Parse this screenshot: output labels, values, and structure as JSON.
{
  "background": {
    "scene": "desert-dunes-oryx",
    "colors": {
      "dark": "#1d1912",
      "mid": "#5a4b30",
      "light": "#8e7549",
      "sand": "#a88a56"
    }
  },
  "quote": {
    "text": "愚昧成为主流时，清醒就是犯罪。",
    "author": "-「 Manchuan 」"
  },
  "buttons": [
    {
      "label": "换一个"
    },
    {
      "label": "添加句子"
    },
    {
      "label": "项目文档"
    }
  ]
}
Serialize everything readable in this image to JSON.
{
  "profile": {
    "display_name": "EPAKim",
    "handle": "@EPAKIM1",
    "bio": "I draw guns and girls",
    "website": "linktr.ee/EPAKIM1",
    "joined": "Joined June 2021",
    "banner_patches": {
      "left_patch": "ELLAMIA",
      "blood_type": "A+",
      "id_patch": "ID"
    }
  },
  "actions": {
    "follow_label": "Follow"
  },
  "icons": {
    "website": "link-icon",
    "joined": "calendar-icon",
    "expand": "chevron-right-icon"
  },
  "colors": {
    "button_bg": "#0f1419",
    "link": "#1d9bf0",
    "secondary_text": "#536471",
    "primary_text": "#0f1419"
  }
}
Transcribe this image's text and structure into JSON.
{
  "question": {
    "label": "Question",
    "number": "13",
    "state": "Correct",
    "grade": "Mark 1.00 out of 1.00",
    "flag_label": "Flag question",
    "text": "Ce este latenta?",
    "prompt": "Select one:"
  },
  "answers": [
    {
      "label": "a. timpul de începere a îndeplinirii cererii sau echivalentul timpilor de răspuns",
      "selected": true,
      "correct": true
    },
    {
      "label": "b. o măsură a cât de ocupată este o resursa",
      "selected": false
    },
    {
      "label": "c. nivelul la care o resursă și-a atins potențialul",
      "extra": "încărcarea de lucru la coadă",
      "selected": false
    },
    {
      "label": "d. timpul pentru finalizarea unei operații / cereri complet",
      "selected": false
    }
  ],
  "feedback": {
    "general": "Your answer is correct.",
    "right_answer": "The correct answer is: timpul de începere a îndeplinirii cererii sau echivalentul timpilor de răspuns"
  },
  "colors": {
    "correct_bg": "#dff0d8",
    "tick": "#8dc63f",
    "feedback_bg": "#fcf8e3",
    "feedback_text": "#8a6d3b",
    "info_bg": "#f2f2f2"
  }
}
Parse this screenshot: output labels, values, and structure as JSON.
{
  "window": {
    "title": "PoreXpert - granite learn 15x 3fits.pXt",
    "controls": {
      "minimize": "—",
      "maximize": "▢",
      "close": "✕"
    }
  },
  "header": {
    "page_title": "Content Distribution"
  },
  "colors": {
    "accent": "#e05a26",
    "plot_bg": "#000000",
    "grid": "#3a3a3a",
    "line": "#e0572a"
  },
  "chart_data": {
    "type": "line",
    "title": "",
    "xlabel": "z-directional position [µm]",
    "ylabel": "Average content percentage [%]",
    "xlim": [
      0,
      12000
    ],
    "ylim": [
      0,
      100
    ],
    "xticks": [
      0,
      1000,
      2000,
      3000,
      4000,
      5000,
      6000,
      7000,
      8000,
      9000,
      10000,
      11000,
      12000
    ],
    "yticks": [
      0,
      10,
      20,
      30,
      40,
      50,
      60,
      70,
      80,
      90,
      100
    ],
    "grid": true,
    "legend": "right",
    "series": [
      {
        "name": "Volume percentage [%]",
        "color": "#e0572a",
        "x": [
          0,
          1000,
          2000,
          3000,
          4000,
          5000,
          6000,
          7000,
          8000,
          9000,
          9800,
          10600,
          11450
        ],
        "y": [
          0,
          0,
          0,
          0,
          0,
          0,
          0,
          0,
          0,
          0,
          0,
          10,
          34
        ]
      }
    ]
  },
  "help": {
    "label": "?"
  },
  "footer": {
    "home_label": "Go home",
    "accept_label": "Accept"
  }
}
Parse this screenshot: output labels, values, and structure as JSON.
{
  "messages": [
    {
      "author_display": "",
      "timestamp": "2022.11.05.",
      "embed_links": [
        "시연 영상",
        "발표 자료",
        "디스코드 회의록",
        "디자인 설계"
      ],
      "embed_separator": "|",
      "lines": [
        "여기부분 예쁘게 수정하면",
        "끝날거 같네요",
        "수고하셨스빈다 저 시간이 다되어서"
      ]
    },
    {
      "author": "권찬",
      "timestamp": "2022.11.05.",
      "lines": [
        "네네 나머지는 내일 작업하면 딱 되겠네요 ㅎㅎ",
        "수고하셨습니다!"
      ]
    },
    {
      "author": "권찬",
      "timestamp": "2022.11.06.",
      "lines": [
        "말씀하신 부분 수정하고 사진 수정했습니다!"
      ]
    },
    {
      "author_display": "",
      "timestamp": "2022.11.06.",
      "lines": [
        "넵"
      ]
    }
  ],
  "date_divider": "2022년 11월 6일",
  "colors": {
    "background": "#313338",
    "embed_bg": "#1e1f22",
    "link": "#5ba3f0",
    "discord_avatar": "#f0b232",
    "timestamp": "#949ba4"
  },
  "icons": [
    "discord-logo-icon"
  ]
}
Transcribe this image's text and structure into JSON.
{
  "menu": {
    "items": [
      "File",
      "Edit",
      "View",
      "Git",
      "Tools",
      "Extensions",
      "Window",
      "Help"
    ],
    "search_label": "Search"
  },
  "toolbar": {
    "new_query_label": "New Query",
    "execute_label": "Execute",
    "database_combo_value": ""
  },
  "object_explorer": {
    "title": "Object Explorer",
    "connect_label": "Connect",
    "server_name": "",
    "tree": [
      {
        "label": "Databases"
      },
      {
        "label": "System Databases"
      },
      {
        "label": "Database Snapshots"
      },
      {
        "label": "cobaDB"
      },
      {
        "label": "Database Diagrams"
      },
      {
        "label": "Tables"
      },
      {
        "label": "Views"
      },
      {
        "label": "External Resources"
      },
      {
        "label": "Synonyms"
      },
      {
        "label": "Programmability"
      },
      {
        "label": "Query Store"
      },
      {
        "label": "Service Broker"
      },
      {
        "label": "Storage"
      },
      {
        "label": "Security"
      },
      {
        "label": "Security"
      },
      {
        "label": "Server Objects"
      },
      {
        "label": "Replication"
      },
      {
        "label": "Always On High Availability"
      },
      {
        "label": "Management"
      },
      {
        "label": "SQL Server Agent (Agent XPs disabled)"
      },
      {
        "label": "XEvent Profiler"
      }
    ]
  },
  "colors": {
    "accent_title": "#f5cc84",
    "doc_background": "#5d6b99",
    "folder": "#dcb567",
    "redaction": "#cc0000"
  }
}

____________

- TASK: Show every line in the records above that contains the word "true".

- SOLUTION FOR THIS EXERCISE:
      "selected": true,
      "correct": true
    "grid": true,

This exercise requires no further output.